Casual, in-town joints in Frederiksted: Try Polly's at the Pier (3 Strand Street, 340-719-9434, Monday through Friday, 7 a.m. until 6 p.m., Saturday and Sunday, 8 a.m. until 5 p.m.); it's a uptown coffee shop that serves its own micro-brew, soups, salads, ice cream, desserts and cigars. It's also an urban-Caribbean art gallery -- with Wi-Fi.
For lovers of healthy fare (particularly vegetarians), UCA's Kitchen (Custom House at King Street, 340-772-5063,Monday through Friday, 11:30 a.m. until 7 p.m.; Saturday from 12:20 p.m. until 7 p.m.) is a locals' favorite.
The Blue Moon (17 Strand Street, 11:30 a.m. until 2 p.m.) faces the water; between the wild and wacky color scheme and genuinely good sandwiches and such, it rocks when cruise ships are in town.
For a coffee-house-meets-deli ambience in Frederiksted, check out Turtles Deli (37 Strand Street, Monday through Saturday, 8:30 a.m until 5 p.m.)
Casual, in-town joints in Christiansted: Fort Christian Brew Pub (Boardwalk, from 11 a.m. daily) has a great view of the harbor and great pours of Virgin Islands micro-brews brewed right on the premises. Serves burgers and fresh seafood.
On the north shore: eat@CaneBay (Northshore, 340-718-0360, from 11 a.m. daily).
A trip to Buck Island National Park, which is off the Christiansted coast, is a terrific snorkeling tour; the island is six miles off the coast and is maintained as part of the National Park Service.
St. Croix Island Highlights, a three- to four-hour excursion, takes you through the rain forest, to a variety of museums, past the ruins of a sugar plantation and into Christiansted.

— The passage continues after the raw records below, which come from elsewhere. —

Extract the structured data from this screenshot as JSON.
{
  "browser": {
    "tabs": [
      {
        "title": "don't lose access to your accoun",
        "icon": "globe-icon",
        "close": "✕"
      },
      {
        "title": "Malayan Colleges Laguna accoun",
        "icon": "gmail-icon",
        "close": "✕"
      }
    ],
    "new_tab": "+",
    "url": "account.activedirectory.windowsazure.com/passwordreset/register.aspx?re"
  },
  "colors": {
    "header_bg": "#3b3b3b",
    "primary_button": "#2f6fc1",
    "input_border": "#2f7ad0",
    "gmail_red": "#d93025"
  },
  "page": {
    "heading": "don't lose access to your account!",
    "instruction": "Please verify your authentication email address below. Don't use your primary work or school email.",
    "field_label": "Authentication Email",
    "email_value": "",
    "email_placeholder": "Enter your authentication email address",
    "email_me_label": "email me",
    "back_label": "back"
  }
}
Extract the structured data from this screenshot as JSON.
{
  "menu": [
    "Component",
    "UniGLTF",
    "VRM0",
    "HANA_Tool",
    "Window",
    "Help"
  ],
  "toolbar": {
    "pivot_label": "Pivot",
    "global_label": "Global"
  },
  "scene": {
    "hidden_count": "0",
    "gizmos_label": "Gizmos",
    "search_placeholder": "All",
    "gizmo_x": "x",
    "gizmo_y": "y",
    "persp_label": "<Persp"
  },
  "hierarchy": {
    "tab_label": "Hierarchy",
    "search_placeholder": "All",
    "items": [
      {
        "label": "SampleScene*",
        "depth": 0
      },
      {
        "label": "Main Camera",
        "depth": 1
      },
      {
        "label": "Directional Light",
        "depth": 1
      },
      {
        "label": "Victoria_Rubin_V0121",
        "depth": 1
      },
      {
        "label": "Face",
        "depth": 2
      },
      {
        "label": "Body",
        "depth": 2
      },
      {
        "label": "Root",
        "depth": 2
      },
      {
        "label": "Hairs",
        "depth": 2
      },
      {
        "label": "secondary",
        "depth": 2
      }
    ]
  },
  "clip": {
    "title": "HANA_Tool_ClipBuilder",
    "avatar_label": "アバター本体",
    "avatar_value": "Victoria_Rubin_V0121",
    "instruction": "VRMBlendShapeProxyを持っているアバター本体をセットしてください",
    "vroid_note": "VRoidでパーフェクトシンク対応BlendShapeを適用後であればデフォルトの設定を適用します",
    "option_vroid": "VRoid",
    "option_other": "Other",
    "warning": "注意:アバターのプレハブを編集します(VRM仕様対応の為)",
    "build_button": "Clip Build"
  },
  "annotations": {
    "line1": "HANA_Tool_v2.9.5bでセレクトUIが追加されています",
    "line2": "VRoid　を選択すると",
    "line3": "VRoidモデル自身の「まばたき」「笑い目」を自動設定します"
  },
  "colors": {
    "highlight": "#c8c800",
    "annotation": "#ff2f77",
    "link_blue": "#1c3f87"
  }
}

Horseback through the rain forest.
Paddle a kayak through Salt river Bay.
Staying in Touch
Although Internet cafes seem to be few and far between on St. Croix, you can access the Web and enjoy a cup of coffee at the following places:
Polly's at the Pier Internet Cafe (3 Strand Street, Frederiksted) houses three computer terminals with Internet access (for-fee) and Wi-Fi (free with purchase), as well as food, beverages and cigars.
Namaste Cafe (Queen Cross Street, Christiansted; 340-772-2529) offers coffee, a bite to eat and free Wi-Fi access.
Strand Street Station (Pan Am Pavilion, Christiansted; 340-719-6245) offers eight computers with DSL access, as well as food and beverage options.
For More Information
On the Web: www.stcroixtourism.com
On the Web: www.visitstcroix.com
Cruise Critic Message Boards: St. Croix
The Independent Traveler: Caribbean Exchange
--Updated by Carolyn Spencer Brown, Editor in Chief, and Jodi Thompson, Cruise Critic contributor